**Task:**
All the data below goes into the copy word for word, but the pictures don't.

+ + + + + + +

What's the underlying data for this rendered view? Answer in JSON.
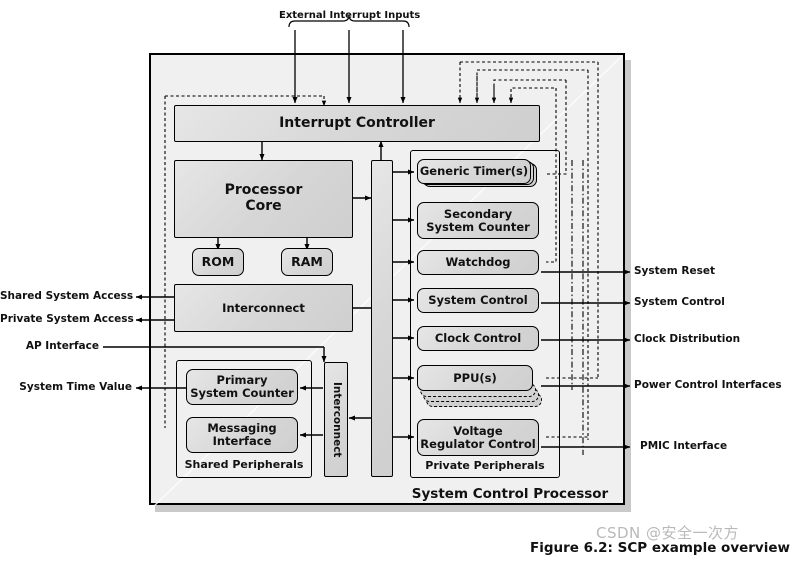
{
  "figure": {
    "caption": "Figure 6.2: SCP example overview",
    "watermark": "CSDN @安全一次方"
  },
  "top": {
    "external_inputs_label": "External Interrupt Inputs",
    "arrow_count": 3
  },
  "outer_block": {
    "title": "System Control Processor"
  },
  "blocks": {
    "interrupt_controller": "Interrupt Controller",
    "processor_core_line1": "Processor",
    "processor_core_line2": "Core",
    "rom": "ROM",
    "ram": "RAM",
    "interconnect_main": "Interconnect",
    "interconnect_vertical": "Interconnect",
    "interconnect_bus": ""
  },
  "shared_peripherals": {
    "title": "Shared Peripherals",
    "items": [
      {
        "line1": "Primary",
        "line2": "System Counter"
      },
      {
        "line1": "Messaging",
        "line2": "Interface"
      }
    ]
  },
  "private_peripherals": {
    "title": "Private Peripherals",
    "items": [
      {
        "line1": "Generic Timer(s)",
        "line2": "",
        "stacked": true
      },
      {
        "line1": "Secondary",
        "line2": "System Counter",
        "stacked": false
      },
      {
        "line1": "Watchdog",
        "line2": "",
        "stacked": false
      },
      {
        "line1": "System Control",
        "line2": "",
        "stacked": false
      },
      {
        "line1": "Clock Control",
        "line2": "",
        "stacked": false
      },
      {
        "line1": "PPU(s)",
        "line2": "",
        "stacked": true
      },
      {
        "line1": "Voltage",
        "line2": "Regulator Control",
        "stacked": false
      }
    ]
  },
  "left_labels": [
    {
      "text": "Shared System Access"
    },
    {
      "text": "Private System Access"
    },
    {
      "text": "AP Interface"
    },
    {
      "text": "System Time Value"
    }
  ],
  "right_labels": [
    {
      "text": "System Reset"
    },
    {
      "text": "System Control"
    },
    {
      "text": "Clock Distribution"
    },
    {
      "text": "Power Control Interfaces"
    },
    {
      "text": "PMIC Interface"
    }
  ],
  "colors": {
    "block_fill": "#d8d8d8",
    "outer_fill": "#f0f0f0",
    "stroke": "#000000",
    "shadow": "#c9c9c9",
    "watermark": "#b9b9b9"
  }
}
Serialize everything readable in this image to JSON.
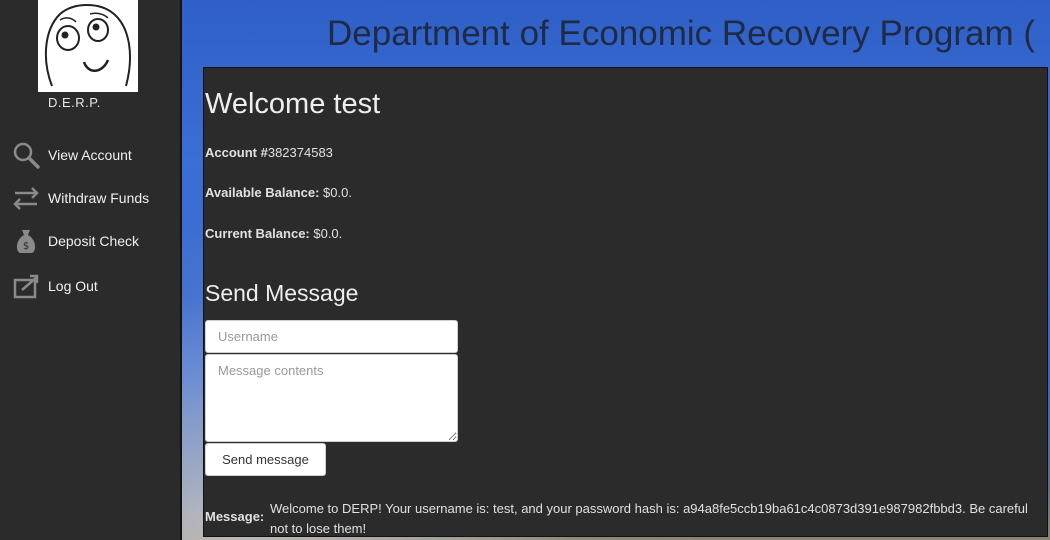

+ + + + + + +

**Output:**
What's the underlying data for this rendered view? Answer in JSON.
{
  "figure": {
    "caption": "Figure 6.2: SCP example overview",
    "watermark": "CSDN @安全一次方"
  },
  "top": {
    "external_inputs_label": "External Interrupt Inputs",
    "arrow_count": 3
  },
  "outer_block": {
    "title": "System Control Processor"
  },
  "blocks": {
    "interrupt_controller": "Interrupt Controller",
    "processor_core_line1": "Processor",
    "processor_core_line2": "Core",
    "rom": "ROM",
    "ram": "RAM",
    "interconnect_main": "Interconnect",
    "interconnect_vertical": "Interconnect",
    "interconnect_bus": ""
  },
  "shared_peripherals": {
    "title": "Shared Peripherals",
    "items": [
      {
        "line1": "Primary",
        "line2": "System Counter"
      },
      {
        "line1": "Messaging",
        "line2": "Interface"
      }
    ]
  },
  "private_peripherals": {
    "title": "Private Peripherals",
    "items": [
      {
        "line1": "Generic Timer(s)",
        "line2": "",
        "stacked": true
      },
      {
        "line1": "Secondary",
        "line2": "System Counter",
        "stacked": false
      },
      {
        "line1": "Watchdog",
        "line2": "",
        "stacked": false
      },
      {
        "line1": "System Control",
        "line2": "",
        "stacked": false
      },
      {
        "line1": "Clock Control",
        "line2": "",
        "stacked": false
      },
      {
        "line1": "PPU(s)",
        "line2": "",
        "stacked": true
      },
      {
        "line1": "Voltage",
        "line2": "Regulator Control",
        "stacked": false
      }
    ]
  },
  "left_labels": [
    {
      "text": "Shared System Access"
    },
    {
      "text": "Private System Access"
    },
    {
      "text": "AP Interface"
    },
    {
      "text": "System Time Value"
    }
  ],
  "right_labels": [
    {
      "text": "System Reset"
    },
    {
      "text": "System Control"
    },
    {
      "text": "Clock Distribution"
    },
    {
      "text": "Power Control Interfaces"
    },
    {
      "text": "PMIC Interface"
    }
  ],
  "colors": {
    "block_fill": "#d8d8d8",
    "outer_fill": "#f0f0f0",
    "stroke": "#000000",
    "shadow": "#c9c9c9",
    "watermark": "#b9b9b9"
  }
}
Serialize everything readable in this image to JSON.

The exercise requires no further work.